Keeping safe after the incident
There are many different ways in which a person can respond after becoming a victim of crime or a witness to a crime. Sometimes this depends on the nature and intensity of the crime and who the perpetrator was, sometimes it depends on your own state of mind at the time (if you were already experiencing problems with family, friends, work, relationships or finances etc. this could be the ‘last straw’), and sometimes the impact of the crime is delayed and shock may actually not set in until later, and can be set off by something very small, like the words of comfort and support from a friend.
This can, at minimum, be an uncomfortable and distressing time and it is important to make yourself feel as safe as possible. These are some things you can consider which may help (the list is not in any order because different situations require different responses):
- Find a safe place as soon as possible. Your safety (and that of anyone else involved) is of prime importance.
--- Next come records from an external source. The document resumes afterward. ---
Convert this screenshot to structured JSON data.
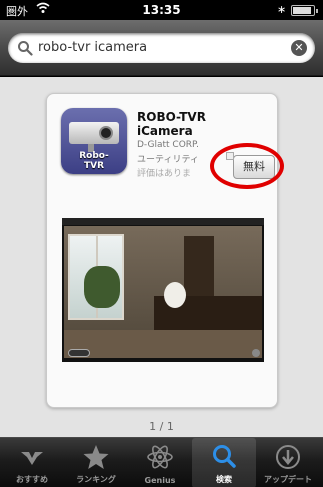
{
  "status_bar": {
    "carrier": "圏外",
    "time": "13:35",
    "bluetooth": "∗"
  },
  "search": {
    "query": "robo-tvr icamera",
    "clear_symbol": "✕"
  },
  "result": {
    "app_name_line1": "ROBO-TVR",
    "app_name_line2": "iCamera",
    "developer": "D-Glatt CORP.",
    "category": "ユーティリティ",
    "rating": "評価はありま",
    "price_label": "無料",
    "icon_logo_line1": "Robo-",
    "icon_logo_line2": "TVR",
    "highlight_color": "#e00000"
  },
  "page_indicator": "1 / 1",
  "tab_bar": {
    "active_tab": "search",
    "tabs": [
      {
        "id": "featured",
        "label": "おすすめ",
        "icon": "featured-icon"
      },
      {
        "id": "ranking",
        "label": "ランキング",
        "icon": "star-icon"
      },
      {
        "id": "genius",
        "label": "Genius",
        "icon": "genius-atom-icon"
      },
      {
        "id": "search",
        "label": "検索",
        "icon": "search-icon"
      },
      {
        "id": "updates",
        "label": "アップデート",
        "icon": "download-arrow-icon"
      }
    ]
  },
  "colors": {
    "active_tab_label": "#ffffff",
    "inactive_tab_label": "#9b9b9b"
  }
}
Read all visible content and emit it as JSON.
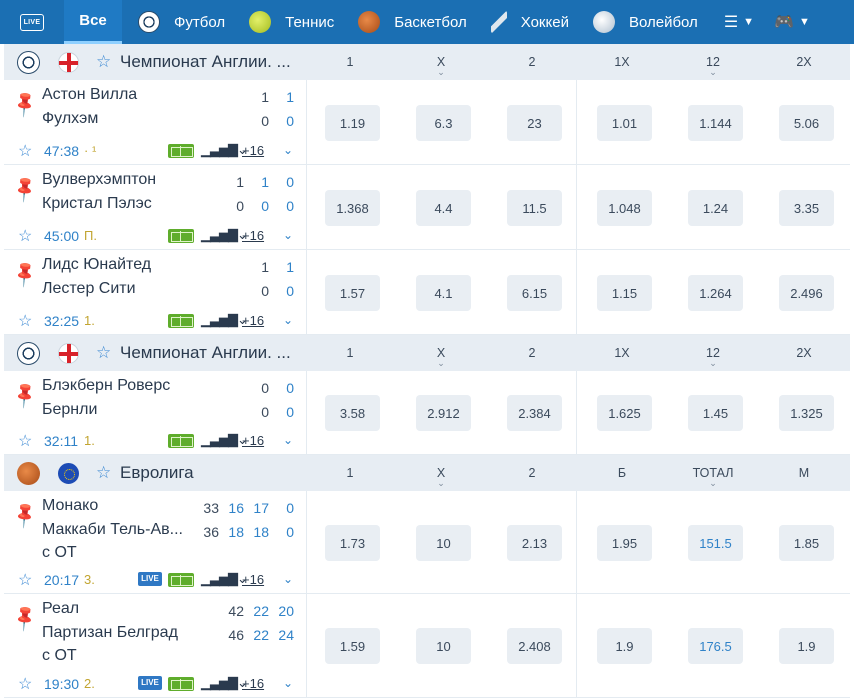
{
  "nav": {
    "live_label": "LIVE",
    "all_label": "Все",
    "tabs": [
      {
        "label": "Футбол",
        "icon": "football-icon"
      },
      {
        "label": "Теннис",
        "icon": "tennis-icon"
      },
      {
        "label": "Баскетбол",
        "icon": "basketball-icon"
      },
      {
        "label": "Хоккей",
        "icon": "hockey-icon"
      },
      {
        "label": "Волейбол",
        "icon": "volleyball-icon"
      }
    ]
  },
  "leagues": [
    {
      "name": "Чемпионат Англии. ...",
      "sport_icon": "football-icon",
      "flag_icon": "england-flag-icon",
      "columns": [
        "1",
        "X",
        "2",
        "1X",
        "12",
        "2X"
      ],
      "matches": [
        {
          "team1": "Астон Вилла",
          "team2": "Фулхэм",
          "extra": "",
          "scores1": [
            "1",
            "1"
          ],
          "scores2": [
            "0",
            "0"
          ],
          "time": "47:38",
          "period": "· ¹",
          "live": false,
          "more": "+16",
          "odds": [
            "1.19",
            "6.3",
            "23",
            "1.01",
            "1.144",
            "5.06"
          ]
        },
        {
          "team1": "Вулверхэмптон",
          "team2": "Кристал Пэлэс",
          "extra": "",
          "scores1": [
            "1",
            "1",
            "0"
          ],
          "scores2": [
            "0",
            "0",
            "0"
          ],
          "time": "45:00",
          "period": "П.",
          "live": false,
          "more": "+16",
          "odds": [
            "1.368",
            "4.4",
            "11.5",
            "1.048",
            "1.24",
            "3.35"
          ]
        },
        {
          "team1": "Лидс Юнайтед",
          "team2": "Лестер Сити",
          "extra": "",
          "scores1": [
            "1",
            "1"
          ],
          "scores2": [
            "0",
            "0"
          ],
          "time": "32:25",
          "period": "1.",
          "live": false,
          "more": "+16",
          "odds": [
            "1.57",
            "4.1",
            "6.15",
            "1.15",
            "1.264",
            "2.496"
          ]
        }
      ]
    },
    {
      "name": "Чемпионат Англии. ...",
      "sport_icon": "football-icon",
      "flag_icon": "england-flag-icon",
      "columns": [
        "1",
        "X",
        "2",
        "1X",
        "12",
        "2X"
      ],
      "matches": [
        {
          "team1": "Блэкберн Роверс",
          "team2": "Бернли",
          "extra": "",
          "scores1": [
            "0",
            "0"
          ],
          "scores2": [
            "0",
            "0"
          ],
          "time": "32:11",
          "period": "1.",
          "live": false,
          "more": "+16",
          "odds": [
            "3.58",
            "2.912",
            "2.384",
            "1.625",
            "1.45",
            "1.325"
          ]
        }
      ]
    },
    {
      "name": "Евролига",
      "sport_icon": "basketball-icon",
      "flag_icon": "eu-flag-icon",
      "columns": [
        "1",
        "X",
        "2",
        "Б",
        "ТОТАЛ",
        "М"
      ],
      "matches": [
        {
          "team1": "Монако",
          "team2": "Маккаби Тель-Ав...",
          "extra": "с ОТ",
          "scores1": [
            "33",
            "16",
            "17",
            "0"
          ],
          "scores2": [
            "36",
            "18",
            "18",
            "0"
          ],
          "time": "20:17",
          "period": "3.",
          "live": true,
          "more": "+16",
          "odds": [
            "1.73",
            "10",
            "2.13",
            "1.95",
            "151.5",
            "1.85"
          ]
        },
        {
          "team1": "Реал",
          "team2": "Партизан Белград",
          "extra": "с ОТ",
          "scores1": [
            "42",
            "22",
            "20"
          ],
          "scores2": [
            "46",
            "22",
            "24"
          ],
          "time": "19:30",
          "period": "2.",
          "live": true,
          "more": "+16",
          "odds": [
            "1.59",
            "10",
            "2.408",
            "1.9",
            "176.5",
            "1.9"
          ]
        }
      ]
    }
  ],
  "live_badge": "LIVE",
  "colors": {
    "nav_bg": "#1b6fb3",
    "accent": "#2f82c8",
    "league_bg": "#e7edf3",
    "odd_bg": "#e9eef3",
    "period": "#c2a531"
  }
}
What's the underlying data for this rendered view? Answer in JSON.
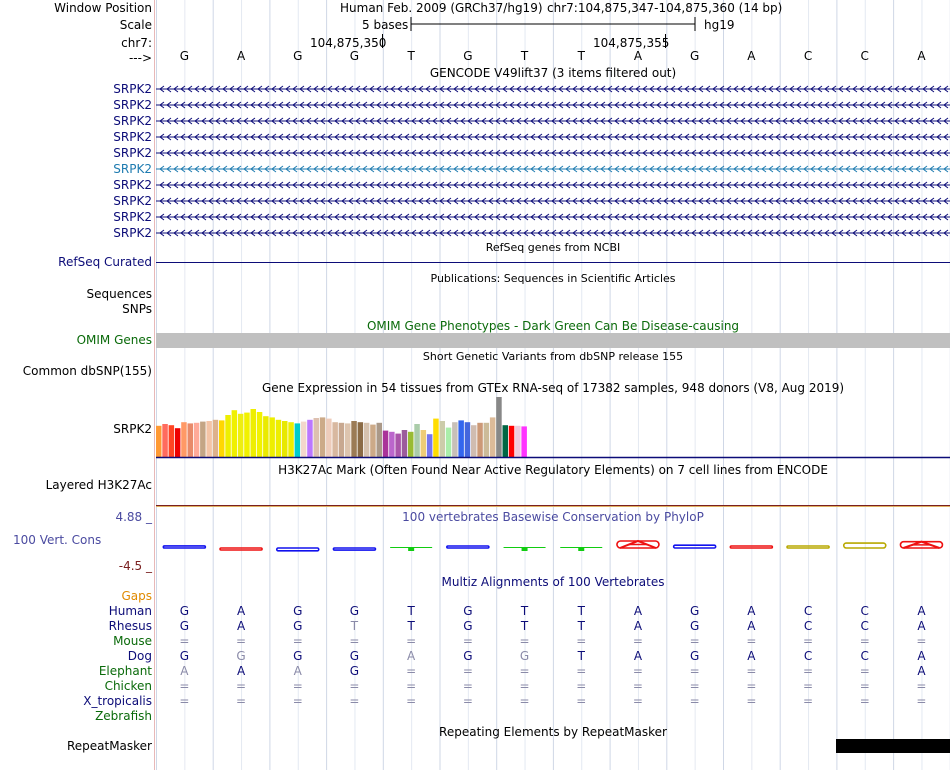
{
  "header": {
    "window_position_label": "Window Position",
    "assembly": "Human Feb. 2009 (GRCh37/hg19)",
    "position": "chr7:104,875,347-104,875,360 (14 bp)",
    "scale_label": "Scale",
    "scale_text": "5 bases",
    "scale_db": "hg19",
    "chrom_label": "chr7:",
    "ticks": [
      "104,875,350",
      "104,875,355"
    ],
    "strand_label": "--->"
  },
  "bases": [
    "G",
    "A",
    "G",
    "G",
    "T",
    "G",
    "T",
    "T",
    "A",
    "G",
    "A",
    "C",
    "C",
    "A"
  ],
  "gencode": {
    "title": "GENCODE V49lift37 (3 items filtered out)",
    "items": [
      "SRPK2",
      "SRPK2",
      "SRPK2",
      "SRPK2",
      "SRPK2",
      "SRPK2",
      "SRPK2",
      "SRPK2",
      "SRPK2",
      "SRPK2"
    ],
    "highlight_index": 5,
    "color": "#0c0c78",
    "highlight_color": "#1e7bb0"
  },
  "refseq": {
    "title": "RefSeq genes from NCBI",
    "label": "RefSeq Curated",
    "color": "#0c0c78"
  },
  "publications": {
    "title": "Publications: Sequences in Scientific Articles",
    "labels": [
      "Sequences",
      "SNPs"
    ]
  },
  "omim": {
    "title": "OMIM Gene Phenotypes - Dark Green Can Be Disease-causing",
    "label": "OMIM Genes",
    "color": "#0a6a0a",
    "bar_color": "#c0c0c0"
  },
  "dbsnp": {
    "title": "Short Genetic Variants from dbSNP release 155",
    "label": "Common dbSNP(155)"
  },
  "gtex": {
    "title": "Gene Expression in 54 tissues from GTEx RNA-seq of 17382 samples, 948 donors (V8, Aug 2019)",
    "label": "SRPK2",
    "values": [
      0.52,
      0.55,
      0.53,
      0.48,
      0.58,
      0.56,
      0.57,
      0.59,
      0.6,
      0.62,
      0.61,
      0.7,
      0.78,
      0.72,
      0.74,
      0.8,
      0.75,
      0.68,
      0.66,
      0.62,
      0.6,
      0.58,
      0.56,
      0.59,
      0.62,
      0.65,
      0.66,
      0.64,
      0.58,
      0.57,
      0.56,
      0.6,
      0.58,
      0.57,
      0.54,
      0.57,
      0.44,
      0.42,
      0.39,
      0.45,
      0.42,
      0.55,
      0.45,
      0.38,
      0.64,
      0.6,
      0.49,
      0.58,
      0.61,
      0.58,
      0.53,
      0.57,
      0.57,
      0.66,
      1.0,
      0.53,
      0.52,
      0.52,
      0.51
    ],
    "colors": [
      "#ff9933",
      "#ff6b5e",
      "#ff4422",
      "#ee0000",
      "#ff9966",
      "#e88a6a",
      "#ffaa99",
      "#c4a585",
      "#f4c4a6",
      "#ddb18c",
      "#ffd700",
      "#eeee00",
      "#f0f000",
      "#eeee11",
      "#f1f100",
      "#eeee00",
      "#f2f200",
      "#eaea00",
      "#eeee00",
      "#eeee00",
      "#e8e800",
      "#eeee00",
      "#00cccc",
      "#f3d7cc",
      "#bb77ff",
      "#ddc0b0",
      "#ccaa88",
      "#eeccbb",
      "#d8b8a0",
      "#c8a890",
      "#ddc4ae",
      "#9b7b55",
      "#8b6b45",
      "#d6c2ae",
      "#ccaa88",
      "#aa9988",
      "#aa3399",
      "#bb66cc",
      "#aa55aa",
      "#9c5c9c",
      "#99bb33",
      "#aaccaa",
      "#eecc77",
      "#7777ee",
      "#ffdd00",
      "#ccccaa",
      "#aaeeaa",
      "#c8c0b8",
      "#3366ee",
      "#4466dd",
      "#d0bcb0",
      "#cc9977",
      "#ccbb99",
      "#ddbb99",
      "#888888",
      "#006644",
      "#ff0000",
      "#eeccdd",
      "#ff33ff"
    ],
    "baseline_color": "#0c0c78"
  },
  "h3k27ac": {
    "title": "H3K27Ac Mark (Often Found Near Active Regulatory Elements) on 7 cell lines from ENCODE",
    "label": "Layered H3K27Ac"
  },
  "phylop": {
    "title": "100 vertebrates Basewise Conservation by PhyloP",
    "label": "100 Vert. Cons",
    "max_label": "4.88 _",
    "min_label": "-4.5 _",
    "scores": [
      0.3,
      -0.2,
      -0.4,
      -0.3,
      -0.2,
      0,
      -0.5,
      0.2,
      1.0,
      0.4,
      0,
      0,
      0.7,
      0.9
    ],
    "base_colors": {
      "A": "#ee1111",
      "C": "#b8a800",
      "G": "#1111ee",
      "T": "#11cc11"
    }
  },
  "multiz": {
    "title": "Multiz Alignments of 100 Vertebrates",
    "gaps_label": "Gaps",
    "species": [
      {
        "name": "Human",
        "color": "#0c0c78",
        "bases": [
          "G",
          "A",
          "G",
          "G",
          "T",
          "G",
          "T",
          "T",
          "A",
          "G",
          "A",
          "C",
          "C",
          "A"
        ],
        "faded": [
          0,
          0,
          0,
          0,
          0,
          0,
          0,
          0,
          0,
          0,
          0,
          0,
          0,
          0
        ]
      },
      {
        "name": "Rhesus",
        "color": "#0c0c78",
        "bases": [
          "G",
          "A",
          "G",
          "T",
          "T",
          "G",
          "T",
          "T",
          "A",
          "G",
          "A",
          "C",
          "C",
          "A"
        ],
        "faded": [
          0,
          0,
          0,
          1,
          0,
          0,
          0,
          0,
          0,
          0,
          0,
          0,
          0,
          0
        ]
      },
      {
        "name": "Mouse",
        "color": "#0a6a0a",
        "bases": [
          "=",
          "=",
          "=",
          "=",
          "=",
          "=",
          "=",
          "=",
          "=",
          "=",
          "=",
          "=",
          "=",
          "="
        ],
        "faded": [
          1,
          1,
          1,
          1,
          1,
          1,
          1,
          1,
          1,
          1,
          1,
          1,
          1,
          1
        ]
      },
      {
        "name": "Dog",
        "color": "#0c0c78",
        "bases": [
          "G",
          "G",
          "G",
          "G",
          "A",
          "G",
          "G",
          "T",
          "A",
          "G",
          "A",
          "C",
          "C",
          "A"
        ],
        "faded": [
          0,
          1,
          0,
          0,
          1,
          0,
          1,
          0,
          0,
          0,
          0,
          0,
          0,
          0
        ]
      },
      {
        "name": "Elephant",
        "color": "#0a6a0a",
        "bases": [
          "A",
          "A",
          "A",
          "G",
          "=",
          "=",
          "=",
          "=",
          "=",
          "=",
          "=",
          "=",
          "=",
          "A"
        ],
        "faded": [
          1,
          0,
          1,
          0,
          1,
          1,
          1,
          1,
          1,
          1,
          1,
          1,
          1,
          0
        ]
      },
      {
        "name": "Chicken",
        "color": "#0a6a0a",
        "bases": [
          "=",
          "=",
          "=",
          "=",
          "=",
          "=",
          "=",
          "=",
          "=",
          "=",
          "=",
          "=",
          "=",
          "="
        ],
        "faded": [
          1,
          1,
          1,
          1,
          1,
          1,
          1,
          1,
          1,
          1,
          1,
          1,
          1,
          1
        ]
      },
      {
        "name": "X_tropicalis",
        "color": "#0c0c78",
        "bases": [
          "=",
          "=",
          "=",
          "=",
          "=",
          "=",
          "=",
          "=",
          "=",
          "=",
          "=",
          "=",
          "=",
          "="
        ],
        "faded": [
          1,
          1,
          1,
          1,
          1,
          1,
          1,
          1,
          1,
          1,
          1,
          1,
          1,
          1
        ]
      },
      {
        "name": "Zebrafish",
        "color": "#0a6a0a",
        "bases": [
          "",
          "",
          "",
          "",
          "",
          "",
          "",
          "",
          "",
          "",
          "",
          "",
          "",
          ""
        ],
        "faded": [
          0,
          0,
          0,
          0,
          0,
          0,
          0,
          0,
          0,
          0,
          0,
          0,
          0,
          0
        ]
      }
    ]
  },
  "repeatmasker": {
    "title": "Repeating Elements by RepeatMasker",
    "label": "RepeatMasker"
  },
  "colors": {
    "navy": "#0c0c78",
    "green": "#0a6a0a",
    "phylop": "#4a4aa0",
    "orange": "#e08a00",
    "grid": "#cfd7e6",
    "separator": "#e8b8b8"
  }
}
This can be a police station, a parent or friend’s or neighbour’s home, your own home, a refuge or any other place where you will feel safe.
- Find someone to “hold your hand”, confide in and help and support you through this – a friend, parent, relative, a friendly police person or anyone else you want to be with (sometimes this will be someone you have never met before, for example, a victim support worker or a professional counsellor). Get in touch with that person as soon as possible, or ask someone else to do it for you, and tell them you need them.
- Check yourself, or anyone else involved, for injuries and get medical assistance or an ambulance (especially if it is an emergency situation). The person who is supporting you can help.
- Call the police, if this has not already been done. Your support person can also do this for you.
- Make your own decisions as much as is possible, and communicate these to a person who will act for you and make sure your decisions are carried out.
- If there are problems, people, places or anything else that you can’t face at the moment, discuss these with the person who is supporting you. It may be really difficult trying to work out solutions to these problems, especially at a time like this when they can often seem insurmountable. Others can help you focus, but the decisions are still yours.
- Are there practical issues that need to be taken care of? Perhaps write a list or dictate one to someone else, for example, children to be looked after, funeral arrangements, family and workplace to be informed, bankcards and credit cards to be cancelled, house to be made secure, money for immediate needs or to meet future needs, or informing your insurance company.
- Who can help you? What do you need? What steps do you need to take? Don’t try to do everything yourself, get help as much as possible, even if it means that someone goes with you or checks with you from time to time to see how you are. Tell people what you need from them. This will ensure that you keep control over your life, but also that others who are there to help know what you want them to do.
- Don’t ignore the emotional issues. These need to be dealt with too. Sometimes people are too shocked or traumatised in the early stages and do not want to talk too much about these as they prefer to focus on the practical. But there will come a time when the emotional issues demand attention.
- If you are in continuing or unpredictable danger, for example with domestic violence, think about a safety plan for yourself and any children. This is about planning ahead. For example, keep a small bag hidden if you can with a store of money for taxis, a spare set of keys, copies of important papers, and perhaps a change of clothes. Perhaps approach a neighbour to check if you could use their phone in an emergency.